-- RAW DATA --
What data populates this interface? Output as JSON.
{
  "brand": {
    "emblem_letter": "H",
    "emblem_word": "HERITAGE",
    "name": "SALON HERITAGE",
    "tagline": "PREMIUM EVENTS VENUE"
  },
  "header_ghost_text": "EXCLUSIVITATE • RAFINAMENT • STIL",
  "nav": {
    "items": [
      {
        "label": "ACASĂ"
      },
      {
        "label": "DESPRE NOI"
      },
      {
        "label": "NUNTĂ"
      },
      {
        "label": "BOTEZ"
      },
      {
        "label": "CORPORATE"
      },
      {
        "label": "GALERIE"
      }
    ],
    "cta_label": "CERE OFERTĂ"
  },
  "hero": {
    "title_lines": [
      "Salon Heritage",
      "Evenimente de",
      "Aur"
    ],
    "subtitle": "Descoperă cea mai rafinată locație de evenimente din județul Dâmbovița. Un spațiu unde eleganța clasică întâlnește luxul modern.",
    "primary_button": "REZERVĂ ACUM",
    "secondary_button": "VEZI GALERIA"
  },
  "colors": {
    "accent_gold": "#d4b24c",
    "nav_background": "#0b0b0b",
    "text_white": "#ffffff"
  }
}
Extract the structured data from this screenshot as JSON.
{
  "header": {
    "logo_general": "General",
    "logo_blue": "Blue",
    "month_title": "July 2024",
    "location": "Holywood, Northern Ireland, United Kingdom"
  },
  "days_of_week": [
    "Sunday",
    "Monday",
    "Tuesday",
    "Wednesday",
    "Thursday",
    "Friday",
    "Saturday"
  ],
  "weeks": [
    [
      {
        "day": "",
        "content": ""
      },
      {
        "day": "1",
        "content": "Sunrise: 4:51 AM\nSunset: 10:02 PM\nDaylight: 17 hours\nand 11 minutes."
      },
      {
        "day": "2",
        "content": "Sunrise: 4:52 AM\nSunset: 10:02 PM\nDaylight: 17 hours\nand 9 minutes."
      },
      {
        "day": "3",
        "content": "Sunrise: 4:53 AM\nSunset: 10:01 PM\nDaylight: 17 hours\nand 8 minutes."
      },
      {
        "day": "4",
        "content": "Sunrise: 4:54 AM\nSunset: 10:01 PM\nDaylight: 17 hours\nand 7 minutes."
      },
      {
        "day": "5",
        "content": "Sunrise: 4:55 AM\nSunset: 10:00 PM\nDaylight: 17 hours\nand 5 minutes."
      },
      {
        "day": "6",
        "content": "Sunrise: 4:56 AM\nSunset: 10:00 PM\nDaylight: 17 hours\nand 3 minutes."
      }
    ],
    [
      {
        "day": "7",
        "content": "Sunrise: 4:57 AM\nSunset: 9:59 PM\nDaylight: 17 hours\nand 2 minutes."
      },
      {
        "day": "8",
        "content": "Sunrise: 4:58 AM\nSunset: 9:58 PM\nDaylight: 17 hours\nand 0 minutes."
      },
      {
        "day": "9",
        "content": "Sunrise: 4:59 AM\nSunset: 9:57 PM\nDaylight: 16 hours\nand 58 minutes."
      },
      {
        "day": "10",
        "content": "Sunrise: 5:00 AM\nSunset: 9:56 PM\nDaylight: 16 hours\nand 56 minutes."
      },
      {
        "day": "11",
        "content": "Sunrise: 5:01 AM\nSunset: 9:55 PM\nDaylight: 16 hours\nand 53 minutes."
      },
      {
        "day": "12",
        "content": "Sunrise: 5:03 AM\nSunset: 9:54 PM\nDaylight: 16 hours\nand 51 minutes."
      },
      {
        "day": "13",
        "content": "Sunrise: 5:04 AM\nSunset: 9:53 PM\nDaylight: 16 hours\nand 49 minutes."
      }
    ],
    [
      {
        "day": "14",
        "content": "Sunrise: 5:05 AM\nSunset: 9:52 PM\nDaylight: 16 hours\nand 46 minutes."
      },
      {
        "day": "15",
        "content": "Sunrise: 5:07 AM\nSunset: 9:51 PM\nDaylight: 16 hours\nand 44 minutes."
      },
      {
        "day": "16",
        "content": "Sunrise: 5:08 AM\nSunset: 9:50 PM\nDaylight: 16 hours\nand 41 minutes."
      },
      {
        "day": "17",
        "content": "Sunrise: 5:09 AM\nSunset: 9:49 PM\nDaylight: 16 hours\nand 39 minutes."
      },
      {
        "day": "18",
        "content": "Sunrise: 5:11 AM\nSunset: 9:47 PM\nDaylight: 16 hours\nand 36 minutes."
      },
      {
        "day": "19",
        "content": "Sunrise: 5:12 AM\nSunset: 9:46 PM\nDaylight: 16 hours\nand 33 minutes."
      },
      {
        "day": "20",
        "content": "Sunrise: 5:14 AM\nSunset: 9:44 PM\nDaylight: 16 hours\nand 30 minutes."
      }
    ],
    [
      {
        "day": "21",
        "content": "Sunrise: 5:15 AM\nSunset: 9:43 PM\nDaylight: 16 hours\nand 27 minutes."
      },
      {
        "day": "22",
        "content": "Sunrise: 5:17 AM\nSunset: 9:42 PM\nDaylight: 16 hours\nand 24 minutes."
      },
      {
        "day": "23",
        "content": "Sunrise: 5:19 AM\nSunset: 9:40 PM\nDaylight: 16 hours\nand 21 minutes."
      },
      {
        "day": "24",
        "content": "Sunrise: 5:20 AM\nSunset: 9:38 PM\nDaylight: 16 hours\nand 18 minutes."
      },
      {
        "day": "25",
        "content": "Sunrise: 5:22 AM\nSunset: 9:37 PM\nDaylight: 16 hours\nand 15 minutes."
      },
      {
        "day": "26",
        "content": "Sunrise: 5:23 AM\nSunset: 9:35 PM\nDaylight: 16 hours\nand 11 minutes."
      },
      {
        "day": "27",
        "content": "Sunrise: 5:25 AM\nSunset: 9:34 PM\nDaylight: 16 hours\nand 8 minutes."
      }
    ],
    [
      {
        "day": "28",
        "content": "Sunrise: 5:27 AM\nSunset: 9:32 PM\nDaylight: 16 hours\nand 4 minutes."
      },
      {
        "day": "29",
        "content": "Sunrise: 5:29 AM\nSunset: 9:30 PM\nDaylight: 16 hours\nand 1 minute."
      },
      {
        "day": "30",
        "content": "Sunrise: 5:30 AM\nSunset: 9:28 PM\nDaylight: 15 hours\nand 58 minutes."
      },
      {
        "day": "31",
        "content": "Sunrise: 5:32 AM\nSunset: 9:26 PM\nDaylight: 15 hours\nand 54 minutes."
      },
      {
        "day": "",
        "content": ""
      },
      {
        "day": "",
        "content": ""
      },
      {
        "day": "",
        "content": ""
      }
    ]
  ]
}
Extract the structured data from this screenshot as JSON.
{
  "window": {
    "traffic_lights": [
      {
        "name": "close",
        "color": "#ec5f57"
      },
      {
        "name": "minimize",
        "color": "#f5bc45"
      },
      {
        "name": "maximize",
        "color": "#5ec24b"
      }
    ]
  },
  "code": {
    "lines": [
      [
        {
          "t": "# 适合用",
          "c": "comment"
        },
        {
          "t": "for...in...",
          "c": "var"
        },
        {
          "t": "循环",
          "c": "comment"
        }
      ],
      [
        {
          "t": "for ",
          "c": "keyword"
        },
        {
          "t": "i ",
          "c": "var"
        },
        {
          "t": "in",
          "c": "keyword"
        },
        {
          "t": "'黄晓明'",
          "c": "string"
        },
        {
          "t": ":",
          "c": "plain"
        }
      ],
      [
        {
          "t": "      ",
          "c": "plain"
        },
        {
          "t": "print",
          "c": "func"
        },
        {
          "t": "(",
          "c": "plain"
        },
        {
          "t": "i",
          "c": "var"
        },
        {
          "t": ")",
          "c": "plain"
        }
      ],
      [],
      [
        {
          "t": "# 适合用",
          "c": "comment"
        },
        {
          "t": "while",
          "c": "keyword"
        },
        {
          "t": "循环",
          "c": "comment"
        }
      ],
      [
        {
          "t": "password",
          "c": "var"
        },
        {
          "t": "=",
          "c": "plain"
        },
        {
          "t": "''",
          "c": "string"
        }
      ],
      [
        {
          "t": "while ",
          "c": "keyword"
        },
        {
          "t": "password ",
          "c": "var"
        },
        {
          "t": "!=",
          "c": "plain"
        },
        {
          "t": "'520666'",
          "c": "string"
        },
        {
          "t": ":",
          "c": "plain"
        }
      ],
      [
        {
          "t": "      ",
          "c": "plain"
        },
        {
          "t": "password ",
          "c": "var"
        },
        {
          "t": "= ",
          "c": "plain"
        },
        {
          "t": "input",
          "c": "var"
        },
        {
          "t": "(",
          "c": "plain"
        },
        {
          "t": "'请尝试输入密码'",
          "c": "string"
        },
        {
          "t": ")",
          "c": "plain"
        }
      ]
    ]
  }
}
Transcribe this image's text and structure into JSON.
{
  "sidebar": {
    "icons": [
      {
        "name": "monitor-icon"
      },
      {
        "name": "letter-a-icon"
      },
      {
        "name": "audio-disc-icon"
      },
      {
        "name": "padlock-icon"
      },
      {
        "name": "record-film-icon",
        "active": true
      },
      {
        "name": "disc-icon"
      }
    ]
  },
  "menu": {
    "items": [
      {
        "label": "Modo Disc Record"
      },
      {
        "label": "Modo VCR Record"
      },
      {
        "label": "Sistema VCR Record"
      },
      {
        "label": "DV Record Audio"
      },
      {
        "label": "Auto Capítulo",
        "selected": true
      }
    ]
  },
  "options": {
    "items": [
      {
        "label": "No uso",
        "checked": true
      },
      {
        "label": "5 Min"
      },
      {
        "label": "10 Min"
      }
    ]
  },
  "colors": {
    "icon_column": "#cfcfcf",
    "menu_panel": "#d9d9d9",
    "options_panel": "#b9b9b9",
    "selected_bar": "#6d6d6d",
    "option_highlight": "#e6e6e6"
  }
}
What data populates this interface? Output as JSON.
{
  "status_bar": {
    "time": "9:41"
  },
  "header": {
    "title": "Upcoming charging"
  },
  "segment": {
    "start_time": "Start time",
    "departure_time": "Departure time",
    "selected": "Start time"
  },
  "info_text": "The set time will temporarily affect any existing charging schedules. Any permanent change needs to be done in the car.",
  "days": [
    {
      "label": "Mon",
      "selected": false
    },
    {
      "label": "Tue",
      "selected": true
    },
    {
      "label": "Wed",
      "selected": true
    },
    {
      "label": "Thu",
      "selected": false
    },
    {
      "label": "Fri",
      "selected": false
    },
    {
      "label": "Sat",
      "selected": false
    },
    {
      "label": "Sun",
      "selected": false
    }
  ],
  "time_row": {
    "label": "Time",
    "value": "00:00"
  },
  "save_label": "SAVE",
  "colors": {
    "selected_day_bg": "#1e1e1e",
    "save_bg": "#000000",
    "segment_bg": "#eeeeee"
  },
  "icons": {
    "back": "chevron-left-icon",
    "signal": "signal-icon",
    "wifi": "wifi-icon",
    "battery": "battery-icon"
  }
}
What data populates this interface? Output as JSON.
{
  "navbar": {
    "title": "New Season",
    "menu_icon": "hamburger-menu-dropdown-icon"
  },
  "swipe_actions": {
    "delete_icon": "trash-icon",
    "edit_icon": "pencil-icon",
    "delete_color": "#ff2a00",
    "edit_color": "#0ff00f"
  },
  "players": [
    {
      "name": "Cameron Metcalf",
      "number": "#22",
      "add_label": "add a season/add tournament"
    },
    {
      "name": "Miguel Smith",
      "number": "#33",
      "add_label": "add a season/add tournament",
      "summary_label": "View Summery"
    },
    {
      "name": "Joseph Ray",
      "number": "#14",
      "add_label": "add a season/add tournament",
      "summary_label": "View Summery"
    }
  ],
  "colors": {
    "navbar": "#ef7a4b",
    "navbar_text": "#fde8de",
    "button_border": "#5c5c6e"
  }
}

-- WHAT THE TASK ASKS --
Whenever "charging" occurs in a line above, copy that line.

-- RESULT --
    "title": "Upcoming charging"
  "info_text": "The set time will temporarily affect any existing charging schedules. Any permanent change needs to be done in the car.",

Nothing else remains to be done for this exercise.